### Directions for this task
Look through the listing below, and wherever a line has the string "subtitle", pull it out.
****
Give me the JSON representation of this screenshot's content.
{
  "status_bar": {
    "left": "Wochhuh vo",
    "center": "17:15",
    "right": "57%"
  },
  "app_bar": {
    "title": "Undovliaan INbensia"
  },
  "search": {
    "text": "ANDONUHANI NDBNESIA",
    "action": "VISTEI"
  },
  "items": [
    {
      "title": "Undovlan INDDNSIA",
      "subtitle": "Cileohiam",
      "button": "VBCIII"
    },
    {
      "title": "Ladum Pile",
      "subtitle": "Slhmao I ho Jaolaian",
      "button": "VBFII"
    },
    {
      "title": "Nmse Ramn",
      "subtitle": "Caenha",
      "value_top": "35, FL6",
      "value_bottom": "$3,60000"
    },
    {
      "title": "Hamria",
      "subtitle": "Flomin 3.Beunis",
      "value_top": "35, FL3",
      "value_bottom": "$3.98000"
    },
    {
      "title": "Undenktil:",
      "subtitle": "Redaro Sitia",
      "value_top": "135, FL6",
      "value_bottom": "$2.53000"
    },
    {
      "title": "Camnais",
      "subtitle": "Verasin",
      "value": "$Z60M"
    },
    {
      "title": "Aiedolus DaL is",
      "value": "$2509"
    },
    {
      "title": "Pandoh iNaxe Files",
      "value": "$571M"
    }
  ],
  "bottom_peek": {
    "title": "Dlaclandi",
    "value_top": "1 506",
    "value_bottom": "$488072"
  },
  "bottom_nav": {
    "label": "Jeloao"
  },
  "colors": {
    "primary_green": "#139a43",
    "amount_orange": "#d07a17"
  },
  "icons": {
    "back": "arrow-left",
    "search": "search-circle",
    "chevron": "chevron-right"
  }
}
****
### Problem solution
      "subtitle": "Cileohiam",
      "subtitle": "Slhmao I ho Jaolaian",
      "subtitle": "Caenha",
      "subtitle": "Flomin 3.Beunis",
      "subtitle": "Redaro Sitia",
      "subtitle": "Verasin",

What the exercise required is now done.